◆ YOUR GOAL
Word for word, retype the entire listing.

*** Block opens ***

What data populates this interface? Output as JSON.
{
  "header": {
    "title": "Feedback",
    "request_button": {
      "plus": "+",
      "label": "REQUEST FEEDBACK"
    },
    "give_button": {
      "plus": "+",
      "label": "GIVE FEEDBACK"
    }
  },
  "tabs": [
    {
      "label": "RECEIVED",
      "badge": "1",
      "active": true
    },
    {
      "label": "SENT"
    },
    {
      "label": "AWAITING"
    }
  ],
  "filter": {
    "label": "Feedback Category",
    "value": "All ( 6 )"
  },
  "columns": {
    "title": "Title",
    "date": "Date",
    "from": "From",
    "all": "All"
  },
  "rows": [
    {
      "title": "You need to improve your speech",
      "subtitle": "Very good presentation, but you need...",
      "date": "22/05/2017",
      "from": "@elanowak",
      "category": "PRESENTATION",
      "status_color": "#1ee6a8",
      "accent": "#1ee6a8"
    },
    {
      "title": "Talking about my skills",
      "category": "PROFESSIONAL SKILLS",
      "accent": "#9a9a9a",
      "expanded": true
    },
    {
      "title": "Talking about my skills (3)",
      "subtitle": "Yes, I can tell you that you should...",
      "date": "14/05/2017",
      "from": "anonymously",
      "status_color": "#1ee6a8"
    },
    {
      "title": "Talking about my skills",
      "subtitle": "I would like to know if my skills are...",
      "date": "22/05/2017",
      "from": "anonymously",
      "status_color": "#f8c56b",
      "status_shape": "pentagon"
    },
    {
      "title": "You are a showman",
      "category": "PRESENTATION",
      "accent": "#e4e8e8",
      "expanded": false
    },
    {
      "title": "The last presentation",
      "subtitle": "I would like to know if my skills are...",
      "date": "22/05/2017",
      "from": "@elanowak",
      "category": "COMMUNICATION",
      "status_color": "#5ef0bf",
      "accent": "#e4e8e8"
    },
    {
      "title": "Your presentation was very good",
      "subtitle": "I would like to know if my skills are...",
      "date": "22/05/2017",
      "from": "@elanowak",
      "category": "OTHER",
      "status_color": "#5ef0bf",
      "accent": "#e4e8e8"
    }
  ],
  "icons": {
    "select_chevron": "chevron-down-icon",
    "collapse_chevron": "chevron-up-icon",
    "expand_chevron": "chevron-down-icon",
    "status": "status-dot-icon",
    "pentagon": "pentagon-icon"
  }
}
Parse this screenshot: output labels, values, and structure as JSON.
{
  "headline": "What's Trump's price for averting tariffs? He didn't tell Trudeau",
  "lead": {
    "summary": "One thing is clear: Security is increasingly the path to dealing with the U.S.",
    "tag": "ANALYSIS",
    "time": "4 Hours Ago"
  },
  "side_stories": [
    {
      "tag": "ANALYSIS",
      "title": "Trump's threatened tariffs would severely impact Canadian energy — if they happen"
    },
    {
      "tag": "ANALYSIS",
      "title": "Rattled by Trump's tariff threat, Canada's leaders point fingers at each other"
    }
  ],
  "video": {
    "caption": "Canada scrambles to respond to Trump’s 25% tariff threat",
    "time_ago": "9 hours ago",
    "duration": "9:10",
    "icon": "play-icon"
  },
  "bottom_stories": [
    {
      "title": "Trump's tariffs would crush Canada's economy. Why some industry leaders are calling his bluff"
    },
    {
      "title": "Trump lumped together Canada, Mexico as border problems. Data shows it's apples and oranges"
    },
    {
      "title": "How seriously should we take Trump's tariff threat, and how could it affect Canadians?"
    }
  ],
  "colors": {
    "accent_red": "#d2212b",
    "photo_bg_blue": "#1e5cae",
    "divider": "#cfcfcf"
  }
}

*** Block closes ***

◆ OUTPUT
What data populates this interface? Output as JSON.
{
  "header": {
    "title": "Feedback",
    "request_button": {
      "plus": "+",
      "label": "REQUEST FEEDBACK"
    },
    "give_button": {
      "plus": "+",
      "label": "GIVE FEEDBACK"
    }
  },
  "tabs": [
    {
      "label": "RECEIVED",
      "badge": "1",
      "active": true
    },
    {
      "label": "SENT"
    },
    {
      "label": "AWAITING"
    }
  ],
  "filter": {
    "label": "Feedback Category",
    "value": "All ( 6 )"
  },
  "columns": {
    "title": "Title",
    "date": "Date",
    "from": "From",
    "all": "All"
  },
  "rows": [
    {
      "title": "You need to improve your speech",
      "subtitle": "Very good presentation, but you need...",
      "date": "22/05/2017",
      "from": "@elanowak",
      "category": "PRESENTATION",
      "status_color": "#1ee6a8",
      "accent": "#1ee6a8"
    },
    {
      "title": "Talking about my skills",
      "category": "PROFESSIONAL SKILLS",
      "accent": "#9a9a9a",
      "expanded": true
    },
    {
      "title": "Talking about my skills (3)",
      "subtitle": "Yes, I can tell you that you should...",
      "date": "14/05/2017",
      "from": "anonymously",
      "status_color": "#1ee6a8"
    },
    {
      "title": "Talking about my skills",
      "subtitle": "I would like to know if my skills are...",
      "date": "22/05/2017",
      "from": "anonymously",
      "status_color": "#f8c56b",
      "status_shape": "pentagon"
    },
    {
      "title": "You are a showman",
      "category": "PRESENTATION",
      "accent": "#e4e8e8",
      "expanded": false
    },
    {
      "title": "The last presentation",
      "subtitle": "I would like to know if my skills are...",
      "date": "22/05/2017",
      "from": "@elanowak",
      "category": "COMMUNICATION",
      "status_color": "#5ef0bf",
      "accent": "#e4e8e8"
    },
    {
      "title": "Your presentation was very good",
      "subtitle": "I would like to know if my skills are...",
      "date": "22/05/2017",
      "from": "@elanowak",
      "category": "OTHER",
      "status_color": "#5ef0bf",
      "accent": "#e4e8e8"
    }
  ],
  "icons": {
    "select_chevron": "chevron-down-icon",
    "collapse_chevron": "chevron-up-icon",
    "expand_chevron": "chevron-down-icon",
    "status": "status-dot-icon",
    "pentagon": "pentagon-icon"
  }
}
Parse this screenshot: output labels, values, and structure as JSON.
{
  "headline": "What's Trump's price for averting tariffs? He didn't tell Trudeau",
  "lead": {
    "summary": "One thing is clear: Security is increasingly the path to dealing with the U.S.",
    "tag": "ANALYSIS",
    "time": "4 Hours Ago"
  },
  "side_stories": [
    {
      "tag": "ANALYSIS",
      "title": "Trump's threatened tariffs would severely impact Canadian energy — if they happen"
    },
    {
      "tag": "ANALYSIS",
      "title": "Rattled by Trump's tariff threat, Canada's leaders point fingers at each other"
    }
  ],
  "video": {
    "caption": "Canada scrambles to respond to Trump’s 25% tariff threat",
    "time_ago": "9 hours ago",
    "duration": "9:10",
    "icon": "play-icon"
  },
  "bottom_stories": [
    {
      "title": "Trump's tariffs would crush Canada's economy. Why some industry leaders are calling his bluff"
    },
    {
      "title": "Trump lumped together Canada, Mexico as border problems. Data shows it's apples and oranges"
    },
    {
      "title": "How seriously should we take Trump's tariff threat, and how could it affect Canadians?"
    }
  ],
  "colors": {
    "accent_red": "#d2212b",
    "photo_bg_blue": "#1e5cae",
    "divider": "#cfcfcf"
  }
}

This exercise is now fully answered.